What to do when someone dies - your first steps
The time after someone dies can be extremely busy and overwhelming. Take your time and once you are ready these are three practical steps you will need to take:
When someone dies at home, a GP will need to visit to verify the death – this is a legal requirement. The GP will provide you with a medical verification. If someone has died overnight (out of normal surgery hours) you may be offered a visit in the morning if you are happy to wait. In certain circumstances, if the death was sudden or unexpected the doctor will have to talk to the police who will report it to the coroner.
If someone has died in hospital, the hospital will give you a medical certificate of death.
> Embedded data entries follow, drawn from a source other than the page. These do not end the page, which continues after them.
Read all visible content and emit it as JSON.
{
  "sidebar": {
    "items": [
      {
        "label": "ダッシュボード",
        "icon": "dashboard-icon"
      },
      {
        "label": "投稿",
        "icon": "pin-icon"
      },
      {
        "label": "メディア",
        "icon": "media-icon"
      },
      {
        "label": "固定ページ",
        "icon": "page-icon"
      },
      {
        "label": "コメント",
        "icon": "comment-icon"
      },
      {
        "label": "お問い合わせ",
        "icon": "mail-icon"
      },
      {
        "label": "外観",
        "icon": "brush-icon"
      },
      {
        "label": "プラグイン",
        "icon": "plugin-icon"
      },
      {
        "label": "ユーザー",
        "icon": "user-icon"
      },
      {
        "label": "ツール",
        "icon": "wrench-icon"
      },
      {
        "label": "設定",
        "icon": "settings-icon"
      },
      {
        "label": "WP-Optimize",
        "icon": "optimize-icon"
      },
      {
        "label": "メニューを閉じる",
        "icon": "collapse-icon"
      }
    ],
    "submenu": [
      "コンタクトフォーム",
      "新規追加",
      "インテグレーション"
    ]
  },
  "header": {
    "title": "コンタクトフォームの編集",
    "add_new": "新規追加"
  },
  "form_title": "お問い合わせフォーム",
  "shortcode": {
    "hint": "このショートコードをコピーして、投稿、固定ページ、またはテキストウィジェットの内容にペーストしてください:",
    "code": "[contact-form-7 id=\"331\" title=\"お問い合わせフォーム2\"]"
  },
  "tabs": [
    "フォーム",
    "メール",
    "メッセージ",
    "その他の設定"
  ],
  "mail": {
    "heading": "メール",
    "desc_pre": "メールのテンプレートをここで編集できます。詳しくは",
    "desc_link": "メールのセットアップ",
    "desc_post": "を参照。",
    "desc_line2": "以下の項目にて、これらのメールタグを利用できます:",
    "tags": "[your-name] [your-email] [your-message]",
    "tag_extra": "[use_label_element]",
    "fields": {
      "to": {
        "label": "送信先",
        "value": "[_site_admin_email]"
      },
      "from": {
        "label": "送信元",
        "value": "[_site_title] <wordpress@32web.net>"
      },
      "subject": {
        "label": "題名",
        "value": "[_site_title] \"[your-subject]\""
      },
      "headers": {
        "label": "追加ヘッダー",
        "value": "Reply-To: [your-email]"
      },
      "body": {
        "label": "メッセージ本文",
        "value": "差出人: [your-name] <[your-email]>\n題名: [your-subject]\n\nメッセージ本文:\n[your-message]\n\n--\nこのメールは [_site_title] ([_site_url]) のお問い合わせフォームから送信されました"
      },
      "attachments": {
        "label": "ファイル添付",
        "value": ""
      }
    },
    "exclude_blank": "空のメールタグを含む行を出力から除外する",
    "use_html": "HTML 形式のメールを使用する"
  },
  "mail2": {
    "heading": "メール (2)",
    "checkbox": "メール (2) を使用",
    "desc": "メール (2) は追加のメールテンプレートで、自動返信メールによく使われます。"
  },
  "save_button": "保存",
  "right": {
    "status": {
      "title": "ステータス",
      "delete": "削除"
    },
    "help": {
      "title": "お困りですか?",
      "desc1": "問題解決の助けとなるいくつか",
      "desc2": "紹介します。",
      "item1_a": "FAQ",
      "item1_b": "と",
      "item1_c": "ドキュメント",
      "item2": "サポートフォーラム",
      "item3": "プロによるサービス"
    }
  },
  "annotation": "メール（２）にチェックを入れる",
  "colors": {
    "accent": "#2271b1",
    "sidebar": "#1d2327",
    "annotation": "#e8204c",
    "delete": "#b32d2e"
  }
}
You and your relative or friend may have already chosen a funeral director, or your relative or friend have expressed their funeral wishes in their will.
If a death happens at night, you don't have to 'phone your funeral director straight away. When you call the funeral director they will be able to make all of the arrangements for you. The funeral director is there to help and answer your questions, and can be a great help to you.
You do not have to use a funeral director, although most people do. If you wish to make the funeral arrangements yourself you will need to contact Wiltshire Council Cemeteries and Burial Services by calling 0300 456 0100. Further information can also be found at the Natural Death website http://www.naturaldeath.org.uk. Funeral Directors are listed on the National Association of Funeral Directors website
You will need to register your relative or friend's death within five days from when it occurred. You can call the registration service on 0300 003 4569 to make an appointment to do this. There is no cost to register a death. Further information is available at http://www.wiltshire.gov.uk/registrations-register-a-death.
Registration is normally the responsibility of a relative, if this is not possible check with the Registrar Office if you are qualified to act as an informant.
Please take the Medical Certificate of Cause of Death with you, if you have one.
If possible you should also take other supporting documents such as the person’s birth and marriage or civil partnership certificates, proof of address, NHS medical card and any War Pension information.
The registrar will ask you the following questions (write down this information at home before you go to the Register Office):
- The date and place of death
- The full name and surname/family name or Maiden surname/family name (if applicable)
- Date of birth of the person who has died
- The town and county of birth
- Address (including postcode) of the person who has died
- The last full time occupation of the person who has died
- Pensions or allowances from public funds (and if applicable, the name and occupation of the deceased’s spouse or civil partner)
- If the person who has died was married or in a civil partnership, the date of birth of the surviving spouse or civil partner
The Registrar will provide you with the following documents:
- White form (BD8) which you may need to claim or stop any benefit payment
- Green form (9) which is the undertaker’s authority to proceed with the funeral arrangements
- Death Certificate – there will be a fee for all certificates. It is recommended that sufficient copies are obtained for Probate, insurance policies, savings accounts and investments. Further copies can be purchased at a later date, but this will incur an additional fee.
The Registrar can offer you the ‘Tell Us Once’ service (TUO). Information will be passed to the Department of Work and Pensions (DWP), who will notify government and council departments on your behalf – this is a free optional service. ‘Tell Us Once’ is a service that lets you report a death to most government organisations in one go.
When you have registered the death, the Registrar will give you a unique reference number to access the ‘Tell us Once’ service online or by phone.
To use the service you will need the deceased’s:
- date of birth
- National Insurance number
- driving licence number
- passport number
- details of any benefits or entitlements they were getting
- details of any local council services they were getting
- name and address of their next of kin
- name, address and contact details of the person or company dealing with their estate (property, belongings and money), known as their ‘executor’ or ‘administrator’. You need permission from the next of kin, the executor, the administrator or anyone who was claiming joint benefits or entitlements with the deceased, before you give their details.
Create date: December 2016; Last updated March 2018